Directions:
Below are records that must be duplicated exactly.

Dataset rows describing interfaces
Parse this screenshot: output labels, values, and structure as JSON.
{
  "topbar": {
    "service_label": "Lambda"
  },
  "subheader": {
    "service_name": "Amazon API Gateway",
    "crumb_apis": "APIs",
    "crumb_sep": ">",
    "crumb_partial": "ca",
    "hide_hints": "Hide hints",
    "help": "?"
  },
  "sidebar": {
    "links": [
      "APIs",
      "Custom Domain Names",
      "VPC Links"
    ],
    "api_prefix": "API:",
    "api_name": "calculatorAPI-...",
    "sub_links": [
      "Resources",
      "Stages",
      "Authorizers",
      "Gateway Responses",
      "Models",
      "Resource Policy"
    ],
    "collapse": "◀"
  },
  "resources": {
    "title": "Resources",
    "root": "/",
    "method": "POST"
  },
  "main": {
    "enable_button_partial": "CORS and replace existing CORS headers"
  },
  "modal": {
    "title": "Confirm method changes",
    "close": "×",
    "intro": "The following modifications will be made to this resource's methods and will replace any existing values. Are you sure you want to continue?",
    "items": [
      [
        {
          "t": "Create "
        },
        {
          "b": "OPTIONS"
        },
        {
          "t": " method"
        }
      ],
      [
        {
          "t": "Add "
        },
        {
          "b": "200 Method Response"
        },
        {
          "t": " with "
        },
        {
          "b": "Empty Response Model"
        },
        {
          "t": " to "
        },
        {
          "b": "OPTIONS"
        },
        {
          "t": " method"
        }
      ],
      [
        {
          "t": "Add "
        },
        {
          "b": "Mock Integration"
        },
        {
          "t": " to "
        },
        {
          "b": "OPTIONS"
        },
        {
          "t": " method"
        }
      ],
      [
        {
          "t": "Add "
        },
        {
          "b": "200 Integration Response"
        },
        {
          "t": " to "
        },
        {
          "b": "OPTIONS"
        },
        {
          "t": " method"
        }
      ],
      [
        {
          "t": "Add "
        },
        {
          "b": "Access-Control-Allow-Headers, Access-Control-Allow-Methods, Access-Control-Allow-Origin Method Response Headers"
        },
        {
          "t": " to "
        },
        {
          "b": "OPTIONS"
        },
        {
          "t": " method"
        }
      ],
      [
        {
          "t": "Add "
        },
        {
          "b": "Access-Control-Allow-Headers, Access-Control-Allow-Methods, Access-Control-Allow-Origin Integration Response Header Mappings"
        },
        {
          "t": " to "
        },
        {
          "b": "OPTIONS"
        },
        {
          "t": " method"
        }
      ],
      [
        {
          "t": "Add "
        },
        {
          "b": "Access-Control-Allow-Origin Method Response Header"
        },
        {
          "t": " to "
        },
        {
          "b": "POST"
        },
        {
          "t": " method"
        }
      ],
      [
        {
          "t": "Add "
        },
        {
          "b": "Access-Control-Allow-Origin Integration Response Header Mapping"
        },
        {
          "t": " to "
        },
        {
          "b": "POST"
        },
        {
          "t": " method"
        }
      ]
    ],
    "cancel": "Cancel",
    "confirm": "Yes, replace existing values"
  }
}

Solved problem:
Parse this screenshot: output labels, values, and structure as JSON.
{
  "topbar": {
    "service_label": "Lambda"
  },
  "subheader": {
    "service_name": "Amazon API Gateway",
    "crumb_apis": "APIs",
    "crumb_sep": ">",
    "crumb_partial": "ca",
    "hide_hints": "Hide hints",
    "help": "?"
  },
  "sidebar": {
    "links": [
      "APIs",
      "Custom Domain Names",
      "VPC Links"
    ],
    "api_prefix": "API:",
    "api_name": "calculatorAPI-...",
    "sub_links": [
      "Resources",
      "Stages",
      "Authorizers",
      "Gateway Responses",
      "Models",
      "Resource Policy"
    ],
    "collapse": "◀"
  },
  "resources": {
    "title": "Resources",
    "root": "/",
    "method": "POST"
  },
  "main": {
    "enable_button_partial": "CORS and replace existing CORS headers"
  },
  "modal": {
    "title": "Confirm method changes",
    "close": "×",
    "intro": "The following modifications will be made to this resource's methods and will replace any existing values. Are you sure you want to continue?",
    "items": [
      [
        {
          "t": "Create "
        },
        {
          "b": "OPTIONS"
        },
        {
          "t": " method"
        }
      ],
      [
        {
          "t": "Add "
        },
        {
          "b": "200 Method Response"
        },
        {
          "t": " with "
        },
        {
          "b": "Empty Response Model"
        },
        {
          "t": " to "
        },
        {
          "b": "OPTIONS"
        },
        {
          "t": " method"
        }
      ],
      [
        {
          "t": "Add "
        },
        {
          "b": "Mock Integration"
        },
        {
          "t": " to "
        },
        {
          "b": "OPTIONS"
        },
        {
          "t": " method"
        }
      ],
      [
        {
          "t": "Add "
        },
        {
          "b": "200 Integration Response"
        },
        {
          "t": " to "
        },
        {
          "b": "OPTIONS"
        },
        {
          "t": " method"
        }
      ],
      [
        {
          "t": "Add "
        },
        {
          "b": "Access-Control-Allow-Headers, Access-Control-Allow-Methods, Access-Control-Allow-Origin Method Response Headers"
        },
        {
          "t": " to "
        },
        {
          "b": "OPTIONS"
        },
        {
          "t": " method"
        }
      ],
      [
        {
          "t": "Add "
        },
        {
          "b": "Access-Control-Allow-Headers, Access-Control-Allow-Methods, Access-Control-Allow-Origin Integration Response Header Mappings"
        },
        {
          "t": " to "
        },
        {
          "b": "OPTIONS"
        },
        {
          "t": " method"
        }
      ],
      [
        {
          "t": "Add "
        },
        {
          "b": "Access-Control-Allow-Origin Method Response Header"
        },
        {
          "t": " to "
        },
        {
          "b": "POST"
        },
        {
          "t": " method"
        }
      ],
      [
        {
          "t": "Add "
        },
        {
          "b": "Access-Control-Allow-Origin Integration Response Header Mapping"
        },
        {
          "t": " to "
        },
        {
          "b": "POST"
        },
        {
          "t": " method"
        }
      ]
    ],
    "cancel": "Cancel",
    "confirm": "Yes, replace existing values"
  }
}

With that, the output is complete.